The Vennbahn Cycleway

Let's go for a bike ride. We'll start in Aachen, Germany and finish in Troisvierges, Luxembourg. During our time on the 125 km- (78 mile-) long paved trail we'll go into and out of Belgium several times and scarcely notice that we've crossed national boundaries.

The area of the trail has been fought over countless times with the result that peace treaties have created some very strange borders.

The route of the cycle path owes its existence to a railway built by Germany in the late 19th century. It was constructed to carry steel and coal between Aachen and Luxembourg.

During World War I, military supplies were hauled over the line. The 1919 Treaty of Versailles that ended the conflict gave some areas of Germany to Belgium including the track bed.

So, the 20 m (65.6 feet) width of the track became Belgian territory passing through parts of Germany. This created what are called exclaves—areas of land belonging to one country but physically separated from that nation by the territory of another state. Today, five of these exclaves remain and it's through these that the Vennbahn Trail passes.

Lack of traffic caused the railway to shut down in the early 2000s, and the route was turned into the trail.

The Diomede Islands

Little Diomede Island is part of the United States. Big Diomede Island belongs to Russia. They both sit in the Bering Sea, about two-and-a-half miles (3.8 km) apart.

If it's Tuesday in Little Diomede, then it's Wednesday in Big Diomede. That's because the two islands are separated not only by the international boundary but also the International Date Line. They have been nicknamed Tomorrow Island (Big Diomede) and Yesterday Island (Little Diomede). Confusingly, for the inhabitants there is no Today Island.

A community of about 100 lives on Little Diomede and practices a largely traditional lifestyle, supplemented by the occasional arrival of flown-in supplies. Big Diomede is uninhabited except for some members of the Russian military who likely committed some foul breach of regulations to get that posting.

Until 1867, the two islands were Russian possessions, that's when the United States bought Alaska for the modern-day equivalent of $0.40 an acre.

Russia didn't want 1,518,800 km2 (586,412 square miles) of wilderness populated mostly by wolves and grizzly bears. In the wisdom of the treaty negotiators, the boundary line passed between the two Diomede islands.

During the Cold War it became known as the Ice Curtain. Given the toxic relations between America and Russia today, the old moniker might be resurrected.

Inhospitable Little Diomede Island.

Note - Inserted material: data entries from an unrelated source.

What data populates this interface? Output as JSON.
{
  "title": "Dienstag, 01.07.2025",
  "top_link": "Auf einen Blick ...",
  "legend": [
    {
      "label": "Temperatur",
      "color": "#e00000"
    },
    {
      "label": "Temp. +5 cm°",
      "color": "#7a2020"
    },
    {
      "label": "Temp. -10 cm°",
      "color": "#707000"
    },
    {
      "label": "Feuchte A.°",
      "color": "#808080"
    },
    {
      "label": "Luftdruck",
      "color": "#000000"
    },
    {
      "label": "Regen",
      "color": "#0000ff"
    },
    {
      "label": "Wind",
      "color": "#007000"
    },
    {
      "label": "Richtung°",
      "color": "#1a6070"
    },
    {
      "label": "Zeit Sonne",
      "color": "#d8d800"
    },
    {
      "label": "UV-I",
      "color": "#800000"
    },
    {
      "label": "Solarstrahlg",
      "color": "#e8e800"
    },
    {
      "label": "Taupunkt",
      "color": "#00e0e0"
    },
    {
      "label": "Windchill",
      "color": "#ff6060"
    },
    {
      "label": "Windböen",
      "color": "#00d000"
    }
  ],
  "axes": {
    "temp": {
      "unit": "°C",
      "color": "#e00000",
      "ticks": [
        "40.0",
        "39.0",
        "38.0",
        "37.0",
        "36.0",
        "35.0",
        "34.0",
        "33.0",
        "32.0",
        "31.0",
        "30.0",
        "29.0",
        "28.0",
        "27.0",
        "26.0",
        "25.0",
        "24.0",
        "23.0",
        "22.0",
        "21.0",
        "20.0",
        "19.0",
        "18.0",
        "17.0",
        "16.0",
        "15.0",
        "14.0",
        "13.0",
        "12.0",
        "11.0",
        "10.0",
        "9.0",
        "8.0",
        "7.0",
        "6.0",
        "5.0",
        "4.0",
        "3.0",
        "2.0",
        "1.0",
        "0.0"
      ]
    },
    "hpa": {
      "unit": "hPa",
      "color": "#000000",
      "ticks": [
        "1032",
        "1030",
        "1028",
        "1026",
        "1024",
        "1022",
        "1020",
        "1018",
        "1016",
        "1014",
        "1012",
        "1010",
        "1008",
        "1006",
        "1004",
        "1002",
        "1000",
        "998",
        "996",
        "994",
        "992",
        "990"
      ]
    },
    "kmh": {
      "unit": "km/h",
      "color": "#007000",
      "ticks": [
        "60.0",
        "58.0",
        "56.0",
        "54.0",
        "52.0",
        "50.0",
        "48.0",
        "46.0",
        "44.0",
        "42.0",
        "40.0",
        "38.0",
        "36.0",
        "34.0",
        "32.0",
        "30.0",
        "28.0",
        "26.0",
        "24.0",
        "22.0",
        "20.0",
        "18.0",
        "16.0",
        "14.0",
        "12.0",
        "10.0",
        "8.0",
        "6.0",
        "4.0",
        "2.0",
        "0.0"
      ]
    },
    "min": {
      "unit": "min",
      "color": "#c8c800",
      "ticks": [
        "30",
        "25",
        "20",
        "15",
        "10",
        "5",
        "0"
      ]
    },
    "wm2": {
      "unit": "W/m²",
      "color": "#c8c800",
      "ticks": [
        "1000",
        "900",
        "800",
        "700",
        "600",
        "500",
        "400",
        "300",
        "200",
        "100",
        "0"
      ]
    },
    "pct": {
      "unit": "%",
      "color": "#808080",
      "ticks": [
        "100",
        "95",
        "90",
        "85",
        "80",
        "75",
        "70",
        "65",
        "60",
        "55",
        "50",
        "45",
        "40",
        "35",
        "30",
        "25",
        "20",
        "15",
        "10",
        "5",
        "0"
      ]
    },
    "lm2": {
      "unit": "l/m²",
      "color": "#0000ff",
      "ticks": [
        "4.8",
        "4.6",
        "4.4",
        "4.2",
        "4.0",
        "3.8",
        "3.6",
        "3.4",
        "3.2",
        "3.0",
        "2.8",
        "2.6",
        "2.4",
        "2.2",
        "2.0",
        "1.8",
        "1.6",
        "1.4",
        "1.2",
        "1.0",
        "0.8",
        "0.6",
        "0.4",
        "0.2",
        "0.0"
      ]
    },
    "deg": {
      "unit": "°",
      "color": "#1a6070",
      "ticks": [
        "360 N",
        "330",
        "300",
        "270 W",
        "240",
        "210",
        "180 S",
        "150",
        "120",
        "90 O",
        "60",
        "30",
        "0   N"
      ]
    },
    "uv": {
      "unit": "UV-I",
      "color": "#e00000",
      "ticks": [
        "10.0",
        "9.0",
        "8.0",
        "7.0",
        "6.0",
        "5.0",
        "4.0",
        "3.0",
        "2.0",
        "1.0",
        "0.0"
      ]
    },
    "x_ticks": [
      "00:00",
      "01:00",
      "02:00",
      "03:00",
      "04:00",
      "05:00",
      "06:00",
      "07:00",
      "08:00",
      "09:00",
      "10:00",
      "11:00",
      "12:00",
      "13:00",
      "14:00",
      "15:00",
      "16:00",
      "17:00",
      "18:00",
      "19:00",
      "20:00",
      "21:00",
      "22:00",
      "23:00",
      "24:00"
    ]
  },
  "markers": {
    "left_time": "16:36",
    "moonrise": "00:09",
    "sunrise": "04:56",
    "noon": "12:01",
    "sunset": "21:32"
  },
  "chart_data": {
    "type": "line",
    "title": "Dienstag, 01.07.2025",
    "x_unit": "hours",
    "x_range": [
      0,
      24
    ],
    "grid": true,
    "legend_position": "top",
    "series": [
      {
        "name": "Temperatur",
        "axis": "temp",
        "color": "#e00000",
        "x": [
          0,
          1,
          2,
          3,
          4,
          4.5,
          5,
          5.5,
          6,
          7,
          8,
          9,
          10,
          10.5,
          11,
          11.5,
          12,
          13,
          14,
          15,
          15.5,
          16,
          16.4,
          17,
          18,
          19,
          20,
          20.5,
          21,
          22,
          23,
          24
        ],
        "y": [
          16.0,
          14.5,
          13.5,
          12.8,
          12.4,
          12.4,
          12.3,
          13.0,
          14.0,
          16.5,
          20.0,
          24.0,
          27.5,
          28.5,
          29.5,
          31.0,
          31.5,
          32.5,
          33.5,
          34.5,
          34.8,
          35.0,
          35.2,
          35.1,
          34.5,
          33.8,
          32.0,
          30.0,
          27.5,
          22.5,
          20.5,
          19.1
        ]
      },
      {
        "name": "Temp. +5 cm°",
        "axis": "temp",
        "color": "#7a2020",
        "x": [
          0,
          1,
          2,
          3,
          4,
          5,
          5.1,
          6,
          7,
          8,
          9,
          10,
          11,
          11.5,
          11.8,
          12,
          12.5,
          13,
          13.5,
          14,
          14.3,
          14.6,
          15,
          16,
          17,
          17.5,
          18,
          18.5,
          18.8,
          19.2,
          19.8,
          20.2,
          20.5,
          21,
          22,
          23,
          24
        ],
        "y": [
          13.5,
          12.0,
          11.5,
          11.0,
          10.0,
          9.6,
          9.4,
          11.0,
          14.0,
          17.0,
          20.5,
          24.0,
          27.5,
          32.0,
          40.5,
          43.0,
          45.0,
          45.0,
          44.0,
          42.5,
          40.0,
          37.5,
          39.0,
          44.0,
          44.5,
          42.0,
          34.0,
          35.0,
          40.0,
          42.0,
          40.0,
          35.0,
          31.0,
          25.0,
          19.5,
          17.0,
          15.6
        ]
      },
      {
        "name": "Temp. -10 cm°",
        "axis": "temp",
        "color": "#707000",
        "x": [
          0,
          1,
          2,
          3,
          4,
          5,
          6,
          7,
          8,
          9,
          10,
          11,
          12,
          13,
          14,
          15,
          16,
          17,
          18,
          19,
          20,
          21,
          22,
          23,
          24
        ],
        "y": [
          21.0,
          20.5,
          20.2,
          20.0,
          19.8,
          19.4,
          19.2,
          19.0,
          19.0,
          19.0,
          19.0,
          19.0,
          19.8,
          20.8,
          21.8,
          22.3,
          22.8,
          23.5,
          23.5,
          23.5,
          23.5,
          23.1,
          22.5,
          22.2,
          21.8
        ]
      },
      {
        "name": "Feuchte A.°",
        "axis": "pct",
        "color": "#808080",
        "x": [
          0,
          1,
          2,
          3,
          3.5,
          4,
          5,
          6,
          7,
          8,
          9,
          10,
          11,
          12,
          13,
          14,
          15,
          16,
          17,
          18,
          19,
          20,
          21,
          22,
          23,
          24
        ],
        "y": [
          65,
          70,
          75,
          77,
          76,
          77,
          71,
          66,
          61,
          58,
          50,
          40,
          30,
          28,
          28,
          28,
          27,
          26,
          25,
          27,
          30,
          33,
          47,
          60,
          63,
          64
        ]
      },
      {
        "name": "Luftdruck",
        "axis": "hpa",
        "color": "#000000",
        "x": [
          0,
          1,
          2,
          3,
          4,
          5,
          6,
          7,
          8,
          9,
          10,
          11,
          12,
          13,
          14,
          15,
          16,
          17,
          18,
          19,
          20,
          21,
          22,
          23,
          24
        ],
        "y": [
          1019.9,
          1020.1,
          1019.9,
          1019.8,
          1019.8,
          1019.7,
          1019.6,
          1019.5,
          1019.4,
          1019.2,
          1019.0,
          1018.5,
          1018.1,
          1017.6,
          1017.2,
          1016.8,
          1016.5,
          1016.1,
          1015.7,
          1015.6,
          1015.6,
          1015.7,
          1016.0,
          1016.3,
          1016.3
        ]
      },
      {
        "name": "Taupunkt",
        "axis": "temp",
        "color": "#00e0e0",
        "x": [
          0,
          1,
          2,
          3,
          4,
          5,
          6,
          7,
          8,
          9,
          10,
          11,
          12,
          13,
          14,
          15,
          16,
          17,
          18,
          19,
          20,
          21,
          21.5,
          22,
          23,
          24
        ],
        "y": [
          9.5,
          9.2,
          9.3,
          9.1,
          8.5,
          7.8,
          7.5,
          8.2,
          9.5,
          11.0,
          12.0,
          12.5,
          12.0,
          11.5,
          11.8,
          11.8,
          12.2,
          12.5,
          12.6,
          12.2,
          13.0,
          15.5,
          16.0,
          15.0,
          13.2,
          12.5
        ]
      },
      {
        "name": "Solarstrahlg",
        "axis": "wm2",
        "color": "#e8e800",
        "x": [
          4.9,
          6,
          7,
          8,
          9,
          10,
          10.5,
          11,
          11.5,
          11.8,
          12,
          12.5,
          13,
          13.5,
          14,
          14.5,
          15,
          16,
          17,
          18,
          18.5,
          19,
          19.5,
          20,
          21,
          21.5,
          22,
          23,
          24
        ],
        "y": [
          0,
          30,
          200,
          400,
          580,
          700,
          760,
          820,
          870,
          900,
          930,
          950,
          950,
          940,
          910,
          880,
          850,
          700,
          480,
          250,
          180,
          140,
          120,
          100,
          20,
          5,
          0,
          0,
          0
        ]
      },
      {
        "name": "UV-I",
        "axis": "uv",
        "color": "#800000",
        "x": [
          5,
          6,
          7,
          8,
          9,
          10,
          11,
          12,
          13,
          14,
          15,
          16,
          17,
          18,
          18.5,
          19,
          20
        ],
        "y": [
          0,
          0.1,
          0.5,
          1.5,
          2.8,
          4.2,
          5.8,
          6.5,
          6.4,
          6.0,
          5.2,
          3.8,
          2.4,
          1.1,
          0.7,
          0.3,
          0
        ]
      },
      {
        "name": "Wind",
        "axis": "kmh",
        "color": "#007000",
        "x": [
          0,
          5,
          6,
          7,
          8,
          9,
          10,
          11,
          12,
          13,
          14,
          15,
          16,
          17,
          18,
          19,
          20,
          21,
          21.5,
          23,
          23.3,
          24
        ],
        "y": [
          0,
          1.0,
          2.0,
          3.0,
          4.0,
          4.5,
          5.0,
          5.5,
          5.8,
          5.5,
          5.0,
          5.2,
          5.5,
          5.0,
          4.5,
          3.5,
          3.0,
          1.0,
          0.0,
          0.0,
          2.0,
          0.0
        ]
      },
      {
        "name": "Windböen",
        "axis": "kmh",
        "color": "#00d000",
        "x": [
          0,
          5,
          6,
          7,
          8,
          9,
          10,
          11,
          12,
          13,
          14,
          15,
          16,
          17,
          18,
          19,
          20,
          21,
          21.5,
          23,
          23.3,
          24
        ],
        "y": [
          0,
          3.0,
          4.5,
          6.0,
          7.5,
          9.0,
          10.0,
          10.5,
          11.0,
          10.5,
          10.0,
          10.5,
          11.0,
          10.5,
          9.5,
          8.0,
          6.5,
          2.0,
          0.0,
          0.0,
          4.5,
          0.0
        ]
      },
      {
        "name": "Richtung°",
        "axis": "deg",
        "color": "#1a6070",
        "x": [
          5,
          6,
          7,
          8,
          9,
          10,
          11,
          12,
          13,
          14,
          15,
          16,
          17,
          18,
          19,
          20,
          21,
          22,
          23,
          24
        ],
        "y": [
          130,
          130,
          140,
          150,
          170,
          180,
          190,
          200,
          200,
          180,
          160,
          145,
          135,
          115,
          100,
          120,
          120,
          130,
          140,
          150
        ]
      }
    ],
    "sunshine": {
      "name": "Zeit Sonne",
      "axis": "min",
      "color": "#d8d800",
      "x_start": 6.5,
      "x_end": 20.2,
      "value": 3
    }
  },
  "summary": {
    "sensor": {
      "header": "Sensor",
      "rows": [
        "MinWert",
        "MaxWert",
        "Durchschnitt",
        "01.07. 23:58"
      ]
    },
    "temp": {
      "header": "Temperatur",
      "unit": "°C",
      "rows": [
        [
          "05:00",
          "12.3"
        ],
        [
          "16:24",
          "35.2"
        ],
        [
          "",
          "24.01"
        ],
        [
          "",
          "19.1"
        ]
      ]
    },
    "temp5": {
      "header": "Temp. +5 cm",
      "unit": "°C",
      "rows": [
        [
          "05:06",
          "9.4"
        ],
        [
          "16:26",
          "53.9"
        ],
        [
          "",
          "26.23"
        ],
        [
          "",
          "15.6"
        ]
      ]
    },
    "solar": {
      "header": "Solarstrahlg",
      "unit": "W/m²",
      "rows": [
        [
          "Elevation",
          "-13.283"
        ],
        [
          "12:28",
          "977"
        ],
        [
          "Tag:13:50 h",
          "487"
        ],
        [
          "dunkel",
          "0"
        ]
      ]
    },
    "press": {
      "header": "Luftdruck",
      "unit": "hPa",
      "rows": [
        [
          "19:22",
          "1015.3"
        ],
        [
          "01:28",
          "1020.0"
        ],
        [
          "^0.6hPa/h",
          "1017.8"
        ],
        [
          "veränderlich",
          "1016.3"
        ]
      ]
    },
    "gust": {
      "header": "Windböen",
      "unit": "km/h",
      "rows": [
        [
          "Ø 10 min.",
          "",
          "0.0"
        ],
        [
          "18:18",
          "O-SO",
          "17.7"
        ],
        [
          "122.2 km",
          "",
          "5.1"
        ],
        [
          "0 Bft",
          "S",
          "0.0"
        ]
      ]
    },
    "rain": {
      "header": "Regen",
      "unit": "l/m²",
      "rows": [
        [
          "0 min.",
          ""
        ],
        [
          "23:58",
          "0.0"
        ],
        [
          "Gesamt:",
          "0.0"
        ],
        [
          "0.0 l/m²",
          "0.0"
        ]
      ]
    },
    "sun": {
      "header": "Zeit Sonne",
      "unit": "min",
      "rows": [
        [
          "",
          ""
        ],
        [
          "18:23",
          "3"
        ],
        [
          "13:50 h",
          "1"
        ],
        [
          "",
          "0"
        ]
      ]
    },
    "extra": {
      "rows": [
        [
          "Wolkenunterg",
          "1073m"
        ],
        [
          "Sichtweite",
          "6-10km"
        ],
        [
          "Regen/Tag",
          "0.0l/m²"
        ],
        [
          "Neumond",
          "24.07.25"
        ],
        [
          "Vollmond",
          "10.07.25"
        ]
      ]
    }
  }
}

Inhospitable Little Diomede Island.

Bonus Factoids

  • There was a time in the late 1940s and early 1950s, when, because of duties, coffee was considerably cheaper in Belgium than Germany. That caused enterprising Belgians to carry sacks of beans across the border at the Vennbahn right-of-way. The area soon gathered the names “Sinful Frontier” and the “Aachen Coffee Front.” A bronze statue, Der Schmuggler, has been erected to commemorate the trade.
  • Panmunjom sits in the Demilitarized Zone between North and South Korea. There is a building there called the Negotiation Hall within which there is a table that straddles the border between the two countries. Representatives from both countries can sit across from each other without leaving their own countries and engage in peace talks to end the Korean War of 1950-53. A formal peace has never been concluded and North Korea usually refuses to engage in talks.
  • American Lynne Cox swam between the two Diomede islands in 1987 at a time when relations between the United States and the Soviet Union (Russia) were not as frosty as usual. She was congratulated by both Soviet President Mikhail Gorbachev and U.S. President Ronald Reagan.
  • Sanlúcar de Guadiana is in Spain, Alcoutim is in Portugal. Between the two is a zipline that crosses the Guadiana River, the only such contrivance that straddles international boundaries. It also affords customers the thrill of time travel, because the two countries operate in different time zones.


This content is accurate and true to the best of the author’s knowledge and is not meant to substitute for formal and individualized advice from a qualified professional.

© 2022 Rupert Taylor